+++ EXERCISE MATERIALS +++

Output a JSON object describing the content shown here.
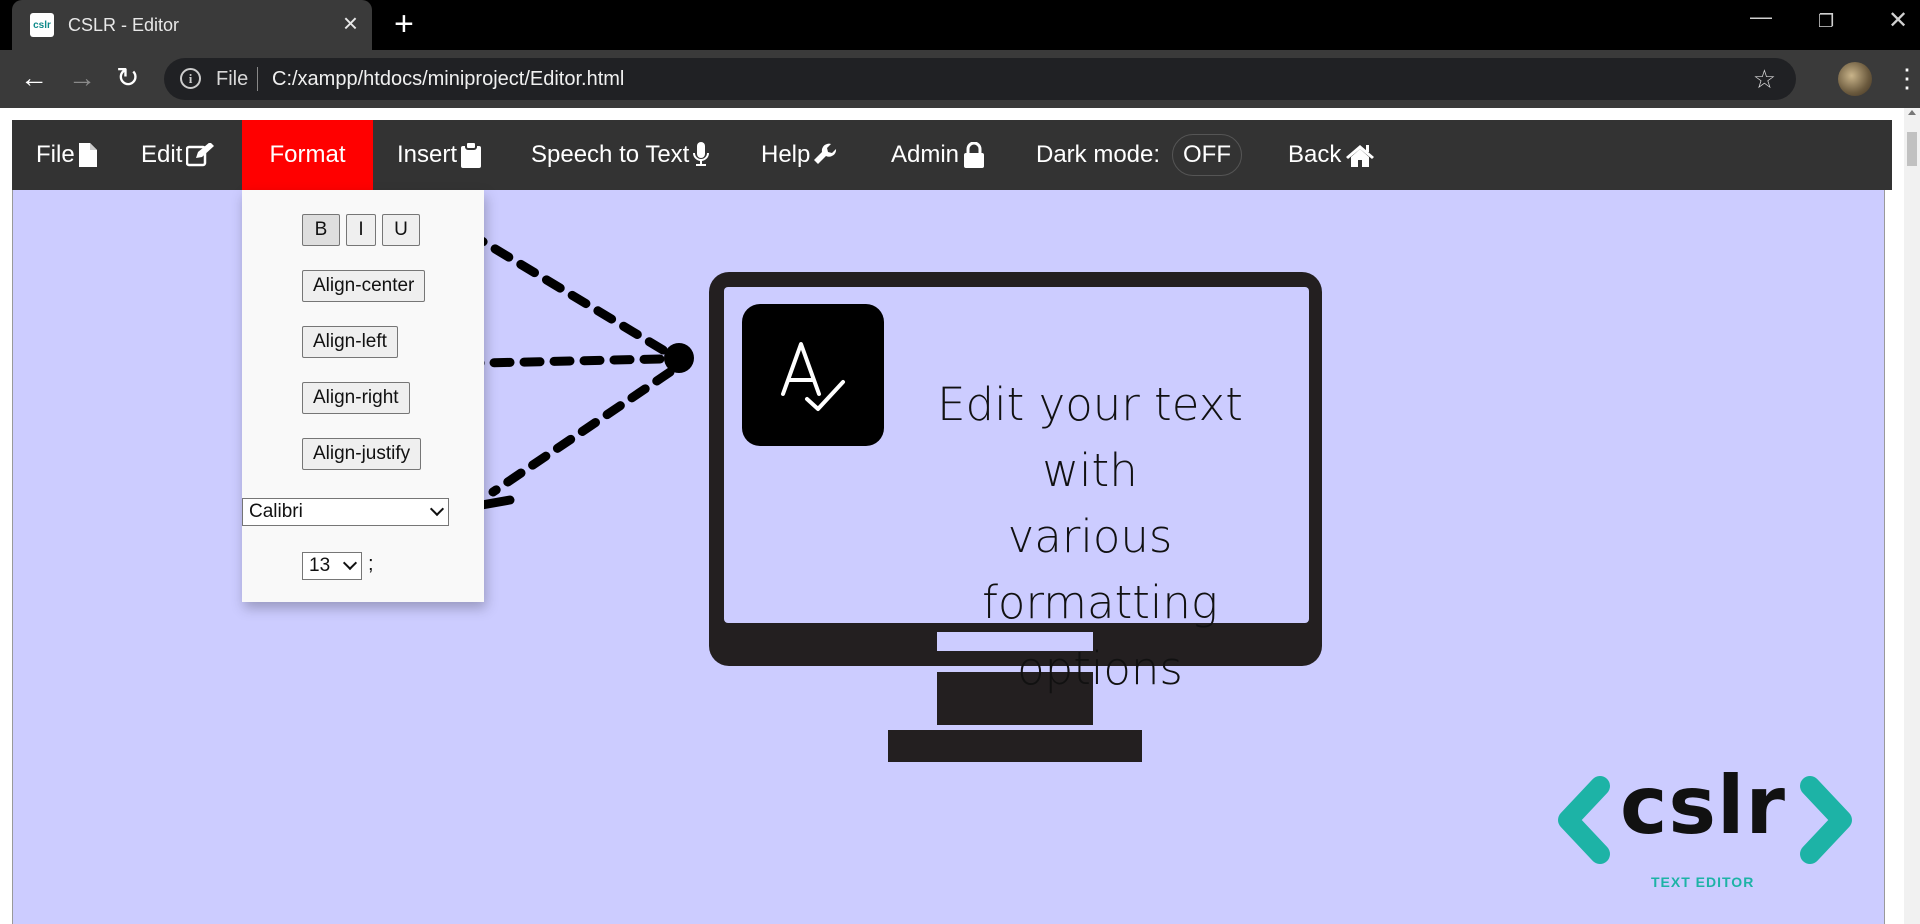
{
  "browser": {
    "tab_title": "CSLR - Editor",
    "favicon_text": "cslr",
    "url_scheme": "File",
    "url": "C:/xampp/htdocs/miniproject/Editor.html"
  },
  "menu": {
    "file": "File",
    "edit": "Edit",
    "format": "Format",
    "insert": "Insert",
    "speech": "Speech to Text",
    "help": "Help",
    "admin": "Admin",
    "dark_mode_label": "Dark mode:",
    "dark_mode_value": "OFF",
    "back": "Back"
  },
  "format_menu": {
    "bold": "B",
    "italic": "I",
    "underline": "U",
    "align_center": "Align-center",
    "align_left": "Align-left",
    "align_right": "Align-right",
    "align_justify": "Align-justify",
    "font_family": "Calibri",
    "font_size": "13",
    "size_suffix": ";"
  },
  "illustration": {
    "line1": "Edit your text with",
    "line2": "various",
    "line3": "formatting options"
  },
  "logo": {
    "text": "cslr",
    "subtitle": "TEXT EDITOR"
  },
  "colors": {
    "menubar": "#333333",
    "active_menu": "#ff0000",
    "canvas": "#ccccff",
    "logo_accent": "#1db3a6"
  }
}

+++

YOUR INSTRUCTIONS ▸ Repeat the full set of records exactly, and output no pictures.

COMPLETED EXERCISE ▸
Output a JSON object describing the content shown here.
{
  "browser": {
    "tab_title": "CSLR - Editor",
    "favicon_text": "cslr",
    "url_scheme": "File",
    "url": "C:/xampp/htdocs/miniproject/Editor.html"
  },
  "menu": {
    "file": "File",
    "edit": "Edit",
    "format": "Format",
    "insert": "Insert",
    "speech": "Speech to Text",
    "help": "Help",
    "admin": "Admin",
    "dark_mode_label": "Dark mode:",
    "dark_mode_value": "OFF",
    "back": "Back"
  },
  "format_menu": {
    "bold": "B",
    "italic": "I",
    "underline": "U",
    "align_center": "Align-center",
    "align_left": "Align-left",
    "align_right": "Align-right",
    "align_justify": "Align-justify",
    "font_family": "Calibri",
    "font_size": "13",
    "size_suffix": ";"
  },
  "illustration": {
    "line1": "Edit your text with",
    "line2": "various",
    "line3": "formatting options"
  },
  "logo": {
    "text": "cslr",
    "subtitle": "TEXT EDITOR"
  },
  "colors": {
    "menubar": "#333333",
    "active_menu": "#ff0000",
    "canvas": "#ccccff",
    "logo_accent": "#1db3a6"
  }
}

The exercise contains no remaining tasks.